Keselowski has two at-bats, if you will — here and at Richmond next weekend. It's been a rough ride for former Cup champions in 2013. Tony Stewart, a three-time champ, broke a leg competing in a dirt-track race and is out for the season. Jeff Gordon, a four-time champ, is another Bubble Boy, currently in 13th place.
Will Keselowski be the guy who takes the next hit?
Keselowski's Penske Racing Ford has raced well this season, but nowhere near the dominance of 2012 when the team won five races. He has seven top 5s and 11 top 10s, but has yet to win a race.
He understands the great expectations that come with sitting on the king's throne and the critics who are quick to dismiss him as a one-hit wonder.
"Yeah, in this world it's easy to get kicked in the gut pretty quick," he said. "There are a lot of scenarios and a lot of things that have been outside of our control that haven't gone our way, which has been very frustrating, but part of this sport as well.
"In this sport it's inevitable that the way it works is a bit of a roller-coaster and we're at the bottom of it right now. There's no doubt about it. I feel like the key to the sports world — and, really, the key to life — isn't about falling down, it's about getting back up. I'm confident because I started from nothing and was able to win a championship. We were able to climb that hill. We were able to climb that mountain, and I'm confident we'll be able to do it again."
Keselowski is also a bit of a NASCAR history buff and knows that a sprint to the championship is not unprecedented.

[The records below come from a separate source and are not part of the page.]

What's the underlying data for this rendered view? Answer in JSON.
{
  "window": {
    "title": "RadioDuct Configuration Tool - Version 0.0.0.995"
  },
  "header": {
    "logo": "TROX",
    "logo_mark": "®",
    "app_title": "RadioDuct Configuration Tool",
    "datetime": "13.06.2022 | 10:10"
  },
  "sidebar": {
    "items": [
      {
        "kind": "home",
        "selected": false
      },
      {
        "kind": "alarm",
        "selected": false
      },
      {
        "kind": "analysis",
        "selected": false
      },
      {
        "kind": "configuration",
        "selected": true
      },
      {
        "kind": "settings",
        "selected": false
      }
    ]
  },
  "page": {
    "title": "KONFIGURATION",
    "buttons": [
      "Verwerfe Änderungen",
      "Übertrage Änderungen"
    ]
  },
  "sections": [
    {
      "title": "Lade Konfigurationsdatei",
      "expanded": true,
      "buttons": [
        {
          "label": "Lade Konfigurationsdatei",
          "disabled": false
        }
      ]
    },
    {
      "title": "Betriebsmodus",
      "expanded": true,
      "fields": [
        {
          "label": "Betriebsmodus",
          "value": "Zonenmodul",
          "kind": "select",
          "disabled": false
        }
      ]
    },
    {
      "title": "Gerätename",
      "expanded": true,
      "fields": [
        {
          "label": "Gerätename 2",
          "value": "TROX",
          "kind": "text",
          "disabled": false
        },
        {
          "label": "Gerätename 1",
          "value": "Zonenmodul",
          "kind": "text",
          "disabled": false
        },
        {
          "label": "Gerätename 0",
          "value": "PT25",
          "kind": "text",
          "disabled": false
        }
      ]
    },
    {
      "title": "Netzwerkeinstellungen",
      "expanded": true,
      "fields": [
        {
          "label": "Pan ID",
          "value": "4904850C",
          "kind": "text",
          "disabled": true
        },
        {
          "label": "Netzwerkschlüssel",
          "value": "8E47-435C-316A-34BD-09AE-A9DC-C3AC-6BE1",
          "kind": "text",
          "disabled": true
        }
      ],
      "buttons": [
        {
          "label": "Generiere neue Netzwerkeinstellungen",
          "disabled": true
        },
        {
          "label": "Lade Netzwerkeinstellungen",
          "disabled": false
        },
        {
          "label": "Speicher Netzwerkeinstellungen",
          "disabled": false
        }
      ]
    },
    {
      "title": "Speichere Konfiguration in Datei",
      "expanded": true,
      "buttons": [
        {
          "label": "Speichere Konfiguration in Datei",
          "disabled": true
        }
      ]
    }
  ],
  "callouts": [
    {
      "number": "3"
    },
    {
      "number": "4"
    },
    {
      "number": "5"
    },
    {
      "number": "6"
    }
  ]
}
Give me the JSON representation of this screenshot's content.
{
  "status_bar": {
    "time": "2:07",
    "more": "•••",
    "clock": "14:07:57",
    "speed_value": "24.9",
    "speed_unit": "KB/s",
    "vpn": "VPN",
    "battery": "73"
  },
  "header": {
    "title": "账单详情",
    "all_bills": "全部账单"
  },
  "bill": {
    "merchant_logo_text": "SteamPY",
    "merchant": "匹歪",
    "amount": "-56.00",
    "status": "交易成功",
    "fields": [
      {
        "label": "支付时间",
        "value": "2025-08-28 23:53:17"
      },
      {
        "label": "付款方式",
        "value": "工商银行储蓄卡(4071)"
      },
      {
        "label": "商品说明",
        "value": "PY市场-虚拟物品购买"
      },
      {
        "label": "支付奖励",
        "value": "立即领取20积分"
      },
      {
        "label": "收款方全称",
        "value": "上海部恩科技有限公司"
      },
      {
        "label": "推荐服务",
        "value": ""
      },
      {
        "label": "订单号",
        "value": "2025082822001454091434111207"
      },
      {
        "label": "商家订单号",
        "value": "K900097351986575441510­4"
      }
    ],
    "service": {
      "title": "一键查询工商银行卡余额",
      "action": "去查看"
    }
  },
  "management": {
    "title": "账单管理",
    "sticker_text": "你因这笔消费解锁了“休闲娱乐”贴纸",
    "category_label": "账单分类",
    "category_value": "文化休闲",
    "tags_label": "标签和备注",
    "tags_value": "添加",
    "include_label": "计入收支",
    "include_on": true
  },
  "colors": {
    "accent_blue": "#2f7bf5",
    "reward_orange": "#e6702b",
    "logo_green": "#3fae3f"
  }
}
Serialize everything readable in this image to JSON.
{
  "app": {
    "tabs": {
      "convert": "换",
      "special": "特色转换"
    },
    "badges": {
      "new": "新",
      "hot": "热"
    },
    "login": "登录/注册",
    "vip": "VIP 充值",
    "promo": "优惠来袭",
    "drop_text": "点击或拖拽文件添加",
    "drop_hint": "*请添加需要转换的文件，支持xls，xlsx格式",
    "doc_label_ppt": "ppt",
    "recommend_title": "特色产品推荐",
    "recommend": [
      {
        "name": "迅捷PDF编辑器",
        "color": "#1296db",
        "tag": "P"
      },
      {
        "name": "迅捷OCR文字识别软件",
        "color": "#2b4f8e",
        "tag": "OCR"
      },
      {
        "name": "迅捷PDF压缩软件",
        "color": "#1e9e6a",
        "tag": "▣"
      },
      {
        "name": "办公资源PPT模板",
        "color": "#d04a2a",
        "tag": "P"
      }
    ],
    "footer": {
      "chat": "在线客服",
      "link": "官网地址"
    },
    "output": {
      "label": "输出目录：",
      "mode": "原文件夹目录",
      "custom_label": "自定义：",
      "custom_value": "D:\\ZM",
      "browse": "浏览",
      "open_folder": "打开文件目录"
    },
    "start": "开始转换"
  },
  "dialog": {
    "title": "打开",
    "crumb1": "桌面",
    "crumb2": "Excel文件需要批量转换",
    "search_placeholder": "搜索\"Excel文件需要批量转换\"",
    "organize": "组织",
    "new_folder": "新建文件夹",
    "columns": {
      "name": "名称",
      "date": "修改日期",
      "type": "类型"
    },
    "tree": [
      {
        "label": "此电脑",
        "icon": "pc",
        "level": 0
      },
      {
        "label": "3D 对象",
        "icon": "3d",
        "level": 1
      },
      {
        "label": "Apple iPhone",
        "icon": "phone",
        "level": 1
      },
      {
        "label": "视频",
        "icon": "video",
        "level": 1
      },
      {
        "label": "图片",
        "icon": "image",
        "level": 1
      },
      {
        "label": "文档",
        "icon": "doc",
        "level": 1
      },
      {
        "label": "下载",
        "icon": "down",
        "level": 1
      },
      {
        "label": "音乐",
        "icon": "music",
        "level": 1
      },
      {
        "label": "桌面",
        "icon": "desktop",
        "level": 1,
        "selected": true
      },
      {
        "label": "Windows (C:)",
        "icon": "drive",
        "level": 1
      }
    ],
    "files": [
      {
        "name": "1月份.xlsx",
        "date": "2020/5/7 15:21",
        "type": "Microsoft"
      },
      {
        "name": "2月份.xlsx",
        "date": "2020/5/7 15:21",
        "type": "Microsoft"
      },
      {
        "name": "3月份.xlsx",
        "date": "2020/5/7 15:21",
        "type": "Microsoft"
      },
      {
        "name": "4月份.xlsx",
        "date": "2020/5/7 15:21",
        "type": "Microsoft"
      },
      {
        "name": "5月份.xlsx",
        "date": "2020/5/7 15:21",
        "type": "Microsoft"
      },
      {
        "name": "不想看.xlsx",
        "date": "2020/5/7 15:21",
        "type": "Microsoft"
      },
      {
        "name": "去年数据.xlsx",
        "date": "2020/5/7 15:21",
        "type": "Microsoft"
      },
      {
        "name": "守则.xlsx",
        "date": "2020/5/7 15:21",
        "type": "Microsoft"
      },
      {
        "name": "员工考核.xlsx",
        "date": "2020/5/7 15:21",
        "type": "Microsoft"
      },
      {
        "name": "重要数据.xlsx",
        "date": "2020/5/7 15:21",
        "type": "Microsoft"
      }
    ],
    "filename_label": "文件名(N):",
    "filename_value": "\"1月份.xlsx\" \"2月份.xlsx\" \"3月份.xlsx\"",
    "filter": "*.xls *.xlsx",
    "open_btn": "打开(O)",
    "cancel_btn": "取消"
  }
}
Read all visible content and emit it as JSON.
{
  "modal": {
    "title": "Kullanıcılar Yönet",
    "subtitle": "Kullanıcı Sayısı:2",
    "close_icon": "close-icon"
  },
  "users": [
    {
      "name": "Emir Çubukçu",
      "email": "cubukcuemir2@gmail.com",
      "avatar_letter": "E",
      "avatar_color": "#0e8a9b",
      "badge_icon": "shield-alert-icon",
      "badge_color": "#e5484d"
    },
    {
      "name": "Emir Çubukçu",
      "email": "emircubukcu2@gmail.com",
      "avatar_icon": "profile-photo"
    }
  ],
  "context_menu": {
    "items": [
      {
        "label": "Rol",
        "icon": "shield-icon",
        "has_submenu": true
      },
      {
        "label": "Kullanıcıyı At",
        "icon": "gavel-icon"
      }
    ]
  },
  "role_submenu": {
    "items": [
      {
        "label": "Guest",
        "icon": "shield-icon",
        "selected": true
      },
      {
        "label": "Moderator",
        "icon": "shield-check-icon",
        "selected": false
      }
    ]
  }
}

Stewart struggled in much the same way in 2011 before, and after barely qualifying, he won five of the 10 Chase races to claim the championship.
"What Tony did in 2011 is quite easily the most remarkable Chase that I think we've seen so far, and at this point in the season he was very similar to where I am right now," Keselowski said. "I'm one of those people who believes in history, believes that there are lessons to be learned from it, and I'd be a fool not to look at someone who has been in the same situation and came out at the end of it having one of the best seasons ever."